I enjoyed reading through this thread. What I like is all the different perspectives. I think hearing different peoples perspectives and opinions is more insightful then if everyone is in agreement.
Someone on here made a very wise statement. You don't have to make the when decision now unless it is at 62. You can go on year by year or even month by month evaluating based on your situation and decide when to make the plunge
Everyone's situation is different. Opensocialsecurity.com is a great site and recommended I take it at 70 with my wife at 66. She should then file for spousal support at 70. The difference though was around $100K over lifetime taking it at 65 vs 70 per their model.
I then modeled in my spread sheet 4 scenarios, 62, 65, 67, and 70 with my wife taking hers at 67. All had spousal benefits
I assumed tax rates would go up in 2026
I looked at a very conservative ROI of 2.5%
I included my pension
I added my RMDs based on projected balances to the IRS table

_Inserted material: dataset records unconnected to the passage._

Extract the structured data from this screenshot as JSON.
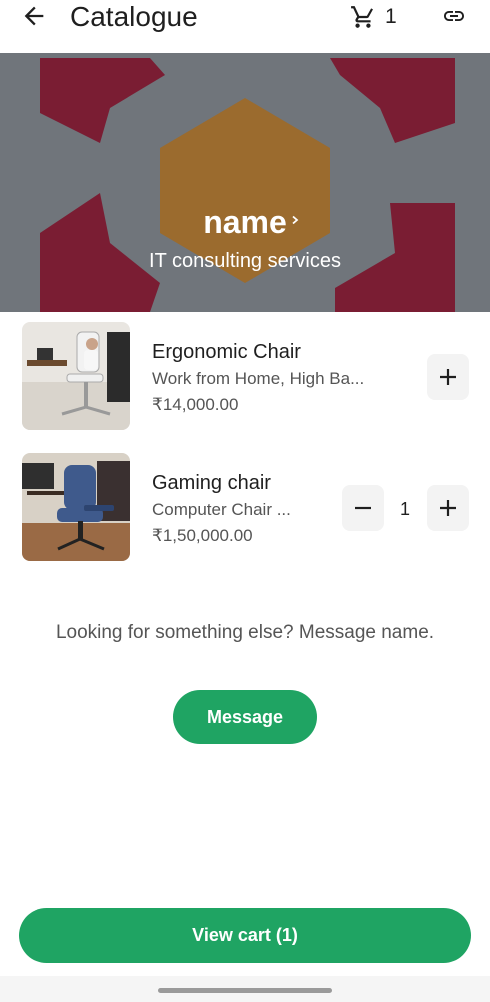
{
  "header": {
    "title": "Catalogue",
    "cart_count": "1",
    "icons": [
      "back-arrow-icon",
      "cart-icon",
      "link-icon"
    ]
  },
  "hero": {
    "name": "name",
    "subtitle": "IT consulting services",
    "colors": {
      "background": "#6f747a",
      "hexagon": "#a07030",
      "accent": "#7a1d33"
    }
  },
  "products": [
    {
      "name": "Ergonomic Chair",
      "description": "Work from Home, High Ba...",
      "price": "₹14,000.00",
      "in_cart": false
    },
    {
      "name": "Gaming chair",
      "description": "Computer Chair ...",
      "price": "₹1,50,000.00",
      "in_cart": true,
      "quantity": "1"
    }
  ],
  "prompt": "Looking for something else? Message name.",
  "message_button": "Message",
  "view_cart_button": "View cart (1)",
  "colors": {
    "primary": "#1fa463"
  }
}
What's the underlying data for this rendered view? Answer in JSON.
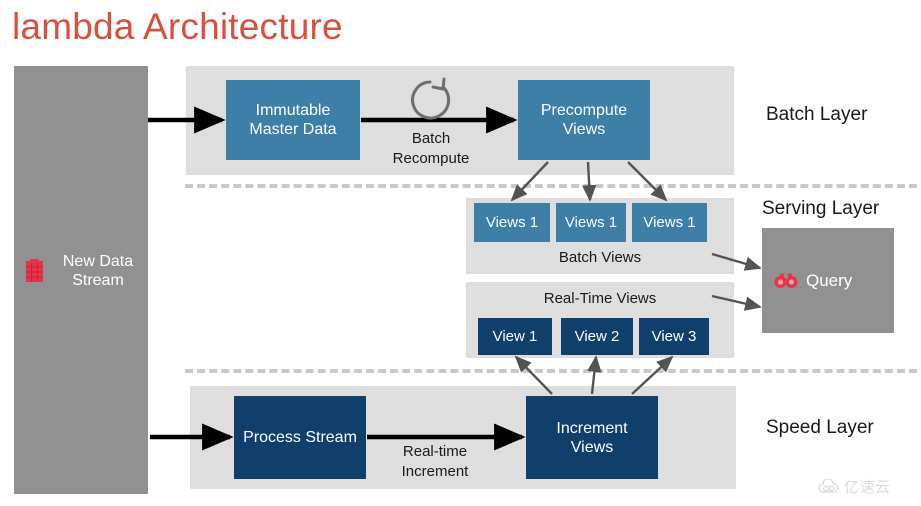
{
  "title": "lambda Architecture",
  "colors": {
    "title": "#d9503f",
    "panel_gray": "#919191",
    "band_gray": "#dedede",
    "node_blue": "#3d7fa6",
    "node_navy": "#103f6b",
    "accent_red": "#e8334a",
    "divider": "#c9c9c9"
  },
  "stream": {
    "label": "New Data\nStream",
    "label_line1": "New Data",
    "label_line2": "Stream",
    "icon": "database-icon"
  },
  "batch_layer": {
    "title": "Batch Layer",
    "master_node": "Immutable\nMaster Data",
    "master_line1": "Immutable",
    "master_line2": "Master Data",
    "precompute_node": "Precompute\nViews",
    "precompute_line1": "Precompute",
    "precompute_line2": "Views",
    "edge_label": "Batch\nRecompute",
    "edge_line1": "Batch",
    "edge_line2": "Recompute",
    "loop_icon": "refresh-loop-icon"
  },
  "serving_layer": {
    "title": "Serving Layer",
    "batch_views_caption": "Batch Views",
    "batch_views": [
      "Views 1",
      "Views 1",
      "Views 1"
    ],
    "realtime_views_caption": "Real-Time Views",
    "realtime_views": [
      "View 1",
      "View 2",
      "View 3"
    ],
    "query": {
      "label": "Query",
      "icon": "binoculars-icon"
    }
  },
  "speed_layer": {
    "title": "Speed Layer",
    "process_node": "Process Stream",
    "increment_node": "Increment\nViews",
    "increment_line1": "Increment",
    "increment_line2": "Views",
    "edge_label": "Real-time\nIncrement",
    "edge_line1": "Real-time",
    "edge_line2": "Increment"
  },
  "watermark": {
    "text": "亿速云",
    "icon": "cloud-icon"
  }
}
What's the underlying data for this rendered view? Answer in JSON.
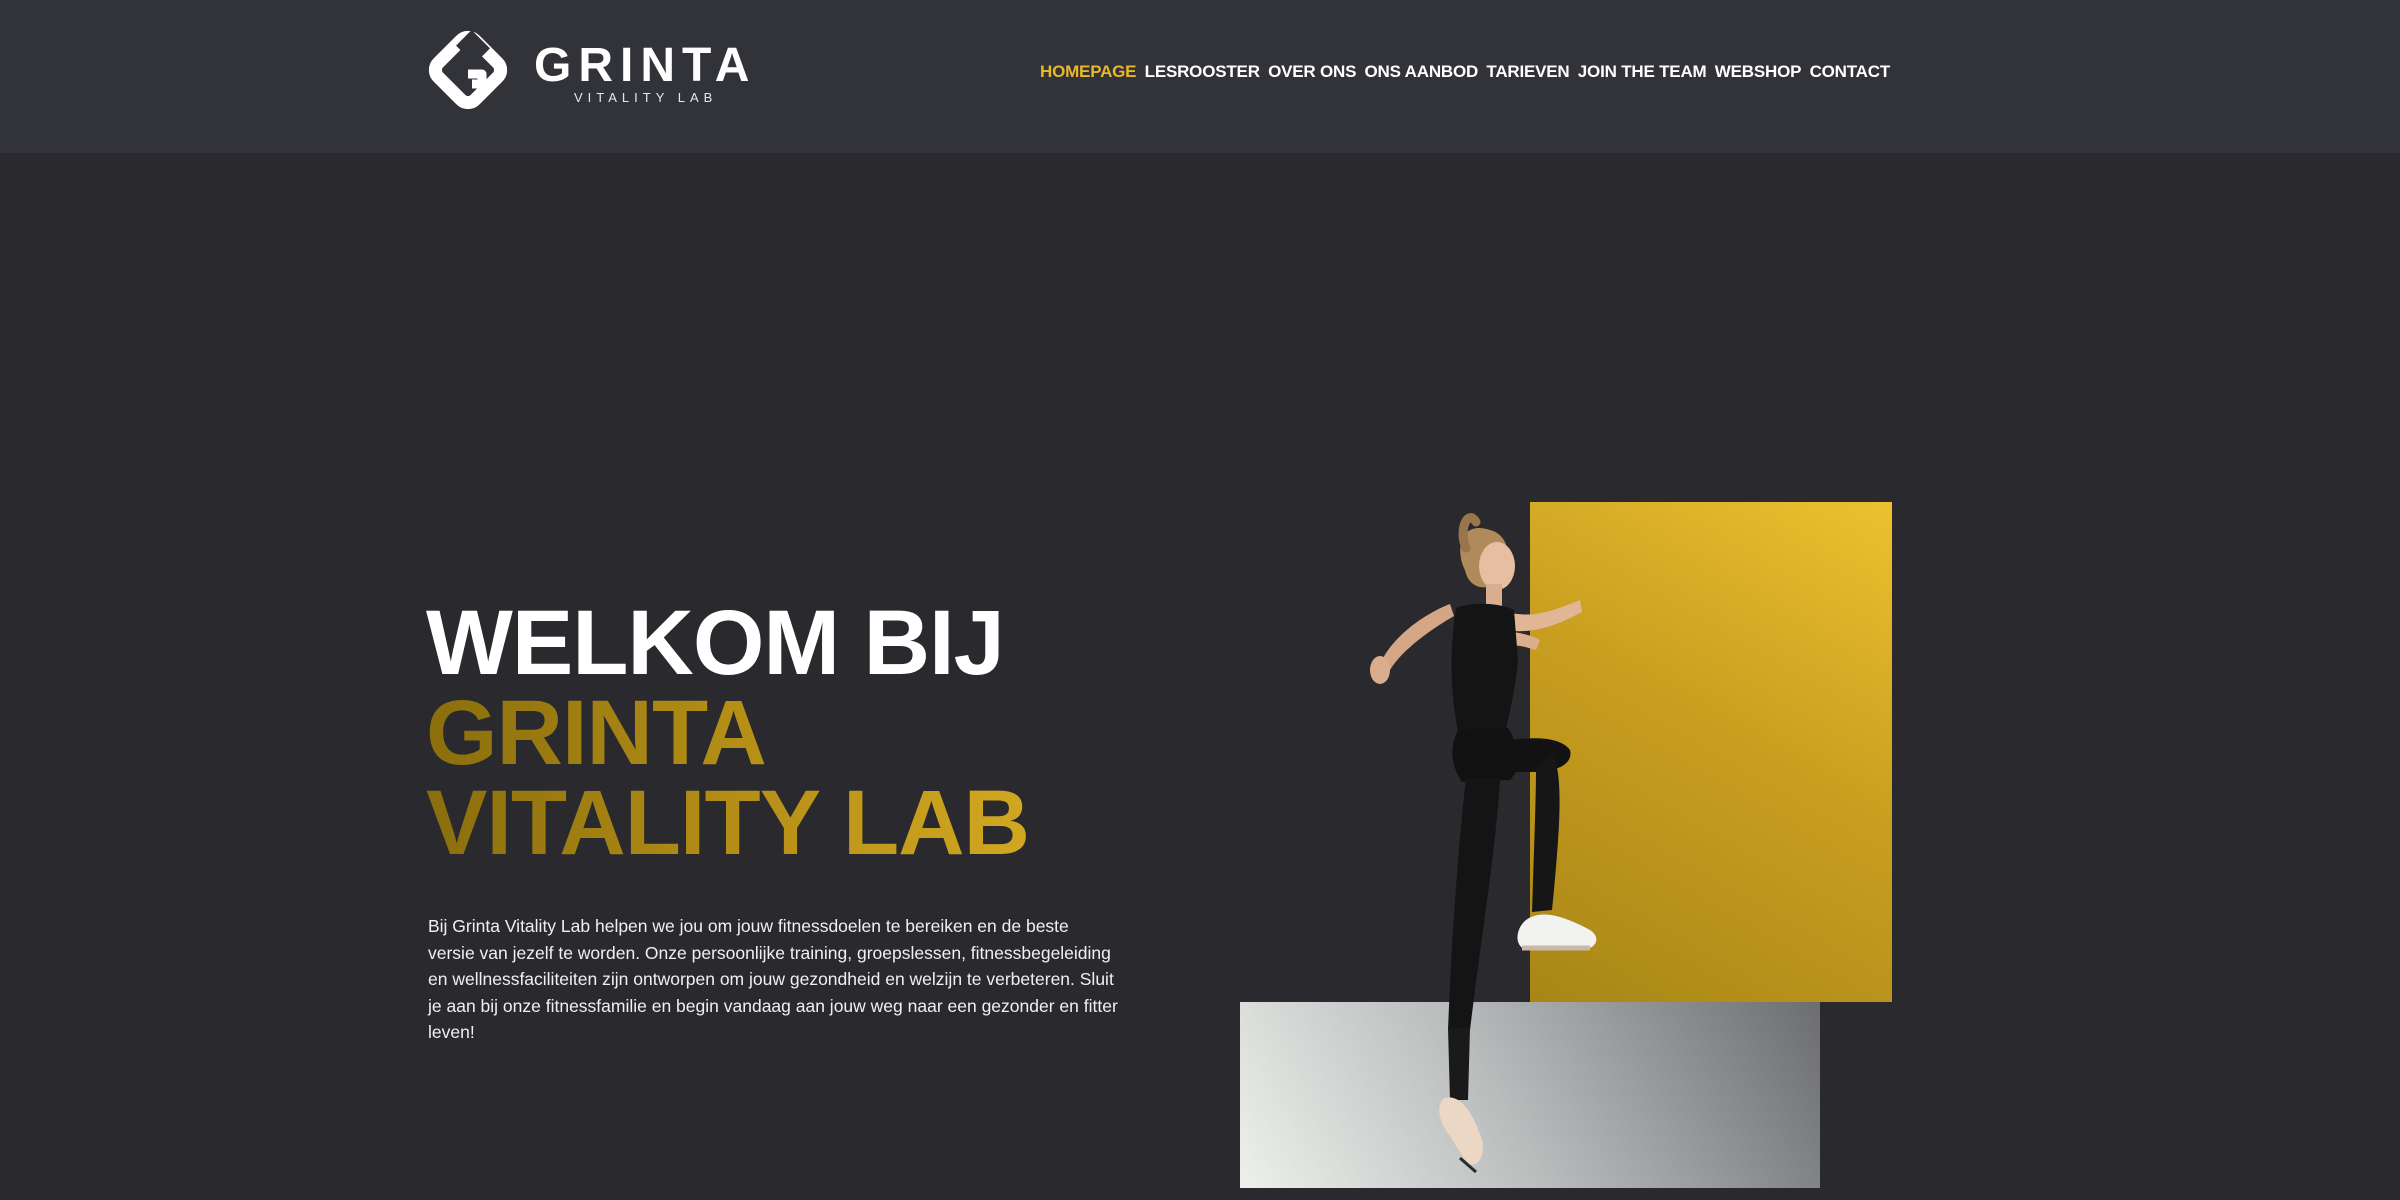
{
  "brand": {
    "name": "GRINTA",
    "tagline": "VITALITY LAB"
  },
  "nav": {
    "items": [
      {
        "label": "HOMEPAGE",
        "active": true
      },
      {
        "label": "LESROOSTER",
        "active": false
      },
      {
        "label": "OVER ONS",
        "active": false
      },
      {
        "label": "ONS AANBOD",
        "active": false
      },
      {
        "label": "TARIEVEN",
        "active": false
      },
      {
        "label": "JOIN THE TEAM",
        "active": false
      },
      {
        "label": "WEBSHOP",
        "active": false
      },
      {
        "label": "CONTACT",
        "active": false
      }
    ]
  },
  "hero": {
    "title_line1": "WELKOM BIJ",
    "title_line2": "GRINTA",
    "title_line3": "VITALITY LAB",
    "body": "Bij Grinta Vitality Lab helpen we jou om jouw fitnessdoelen te bereiken en de beste versie van jezelf te worden. Onze persoonlijke training, groepslessen, fitnessbegeleiding en wellnessfaciliteiten zijn ontworpen om jouw gezondheid en welzijn te verbeteren. Sluit je aan bij onze fitnessfamilie en begin vandaag aan jouw weg naar een gezonder en fitter leven!"
  },
  "colors": {
    "header_bg": "#323338",
    "page_bg": "#2a2a2e",
    "accent": "#e8b72a",
    "gold": "#c29a1c"
  },
  "images": {
    "hero_photo": "woman-running-athlete-illustration"
  }
}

There are several years I can live on pension and cash so I can do Roth Conversions to 12%.
Other scenarios showed different curves and break even points, but this one showed taking it at 65 was best up until age 91, and then 67 and 70 were better. In the scenario where I did not do Roth's and didn't live off of cash for a few years, the breakeven was 83-85
Yes I modeled to age 110, I am optimistic
So what am I going to do with this data? I am 60 so I will relook at it every year. If it still shows the same thing at 62 then I will wait and relook every year until I decide to file. I don't take this as the absolute truth, but it does suggest taking Roth's to 12% will reduce my RMDs which will reduce my tax burden. That isn't the decider, but a variable to when I should take SS
Taking SS at 62 doesn't give me those few years to live off of cash is what I see to maximize my Roth contribution to 12%. I don't have enough cash to do this past 64 so why 65 starts looking good.
That's just me and one scenario I could go down. Other scenarios change the answer, but I don't have to make the decision now and can wait and see what the market does and how much I spend over the next few years.